Rare Butterflies in Upstate New York

Rare Butterflies in Upstate New York

Peter Hall, advisor to eButterfly
Saratoga Sand Plains Wildlife Management Area

Among the most unique and at-risk habitats in eastern North America are the sand plains of central New York state. The localized, rolling dunes in this area are covered in pitch pines with a low ground cover that has been dominated by sundial lupines. This combination also makes them one of the last strongholds for a number of butterflies that are also at risk.

Karner Blue Plebejus samuelis

In a visit there in mid-May 2023, four of us from Ontario visited the key sites.
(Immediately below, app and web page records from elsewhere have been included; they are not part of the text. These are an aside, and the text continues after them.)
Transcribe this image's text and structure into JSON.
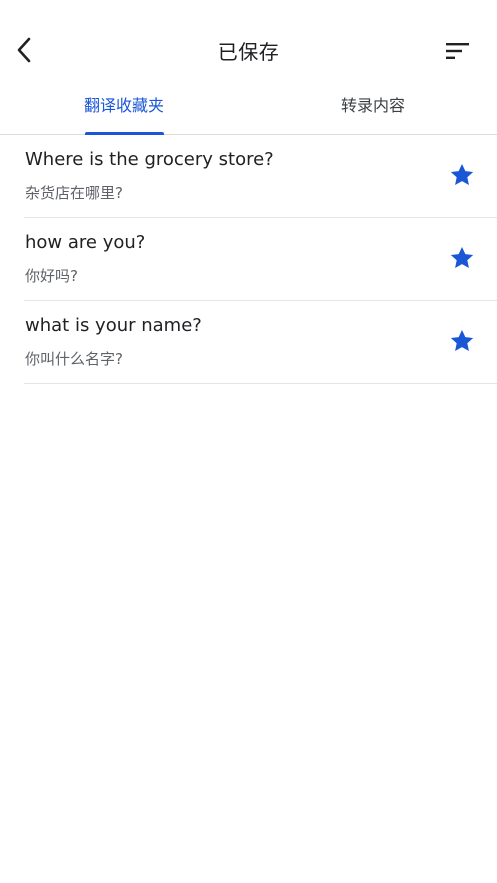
{
  "header": {
    "title": "已保存",
    "back_icon": "chevron-left-icon",
    "sort_icon": "sort-icon"
  },
  "tabs": [
    {
      "label": "翻译收藏夹",
      "active": true
    },
    {
      "label": "转录内容",
      "active": false
    }
  ],
  "colors": {
    "accent": "#1a57d6",
    "text_primary": "#202124",
    "text_secondary": "#5f6368",
    "divider": "#e6e6e6"
  },
  "saved_items": [
    {
      "source": "Where is the grocery store?",
      "translation": "杂货店在哪里?",
      "starred": true
    },
    {
      "source": "how are you?",
      "translation": "你好吗?",
      "starred": true
    },
    {
      "source": "what is your name?",
      "translation": "你叫什么名字?",
      "starred": true
    }
  ]
}
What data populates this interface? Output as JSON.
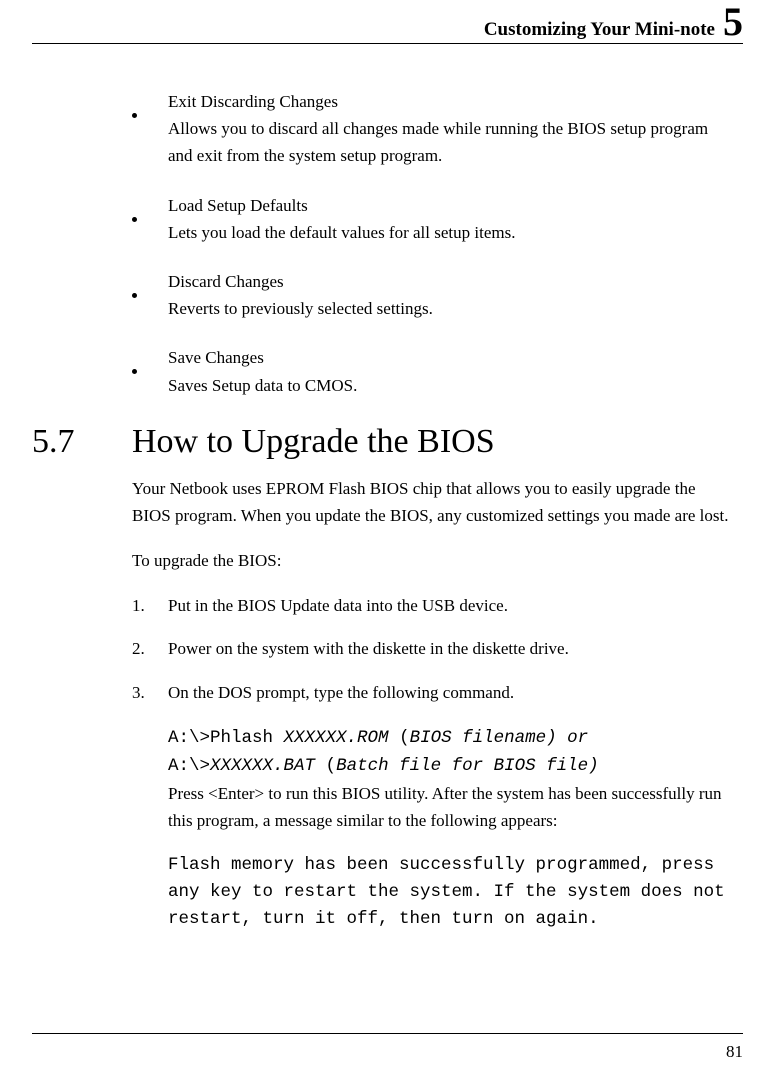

We were especially looking for three butterfly species – Karner Blue Plebejus samuelis, Frosted Elfin Callophrys irus, and Mottled Duskywing Erynnis martialis. Being from Ontario, our interest was also in the measures being taken by state and conservation authorities to save and, in some cases, recover the necessary habitats for these rare butterflies. All three are now extirpated or endangered in Ontario. We were hoping to gain more information to aid possible reintroduction or recovery programs now underway in the province.

Frosted Elfin Callophrys irus

Two sites were of particular interest. The Albany Pine Bush Preserve is on the western edge of the city of Albany. It has a wonderful Discovery Center and a series of trails through areas that have been enhanced for lupines to grow. The plant is the main food source for the Karner Blue and the Frosted Elfin caterpillars. In addition to talking to conservation staff at the center, we also walked several trails and found Frosted Elfins to be common and one Karner Blue. The Elfins were at peak flight period while the later-emerging Karner Blues were just starting their flight season.

Our next site was the Saratoga Sand Plains Wildlife Management Area north of Albany. We were met there by dedicated staff who took us on a tour of the prime areas that have been developed and were at various stages of lupine recovery. The lupine numbers were impressive, and the Frosted Elfins were numerous. Even the Karner Blues were further along than at Albany and were relatively easy to find.

While at Saratoga, we also saw the efforts being made to recover the Mottled Duskywing, which feeds as a caterpillar on species of ceanothus, especially New Jersey Tea. While not common, the duskywing was seen and photographed at several locations.

Mottled Duskywing Erynnis martialis

The impressive work being done on the sand plains of upstate New York offer hope for the conservation of these rare butterflies in Ontario and other parts of the eastern United States.